The problem →
Check each line of the records below and collect those that include the word "name".

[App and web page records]
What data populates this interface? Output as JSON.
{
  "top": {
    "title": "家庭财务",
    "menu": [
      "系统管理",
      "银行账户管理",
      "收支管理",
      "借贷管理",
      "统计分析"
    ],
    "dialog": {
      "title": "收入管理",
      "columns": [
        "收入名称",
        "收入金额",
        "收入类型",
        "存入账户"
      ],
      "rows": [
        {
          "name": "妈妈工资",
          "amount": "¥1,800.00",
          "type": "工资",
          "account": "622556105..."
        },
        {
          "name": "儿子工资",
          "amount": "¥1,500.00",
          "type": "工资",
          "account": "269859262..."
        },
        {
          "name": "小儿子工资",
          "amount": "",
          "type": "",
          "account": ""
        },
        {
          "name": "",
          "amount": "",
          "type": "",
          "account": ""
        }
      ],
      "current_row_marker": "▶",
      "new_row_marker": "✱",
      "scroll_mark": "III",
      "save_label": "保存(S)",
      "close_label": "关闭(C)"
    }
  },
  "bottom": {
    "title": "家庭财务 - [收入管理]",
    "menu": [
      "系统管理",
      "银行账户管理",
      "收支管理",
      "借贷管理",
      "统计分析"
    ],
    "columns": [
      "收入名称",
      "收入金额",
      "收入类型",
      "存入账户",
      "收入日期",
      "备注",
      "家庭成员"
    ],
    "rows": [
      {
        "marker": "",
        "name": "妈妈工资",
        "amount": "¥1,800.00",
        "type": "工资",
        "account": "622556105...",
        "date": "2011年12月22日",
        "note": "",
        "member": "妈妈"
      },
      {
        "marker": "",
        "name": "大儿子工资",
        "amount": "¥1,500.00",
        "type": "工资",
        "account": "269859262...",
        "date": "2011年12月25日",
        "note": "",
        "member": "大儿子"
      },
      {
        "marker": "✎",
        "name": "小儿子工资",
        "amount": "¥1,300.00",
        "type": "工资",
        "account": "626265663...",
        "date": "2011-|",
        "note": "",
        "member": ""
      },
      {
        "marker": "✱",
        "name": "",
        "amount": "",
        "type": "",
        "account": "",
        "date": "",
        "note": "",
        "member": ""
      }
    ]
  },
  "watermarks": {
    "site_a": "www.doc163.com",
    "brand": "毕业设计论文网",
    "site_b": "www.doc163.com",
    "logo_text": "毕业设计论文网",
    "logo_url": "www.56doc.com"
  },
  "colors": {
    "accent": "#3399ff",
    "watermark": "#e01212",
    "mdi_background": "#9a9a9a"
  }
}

Answer to this task →
          "name": "妈妈工资",
          "name": "儿子工资",
          "name": "小儿子工资",
          "name": "",
        "name": "妈妈工资",
        "name": "大儿子工资",
        "name": "小儿子工资",
        "name": "",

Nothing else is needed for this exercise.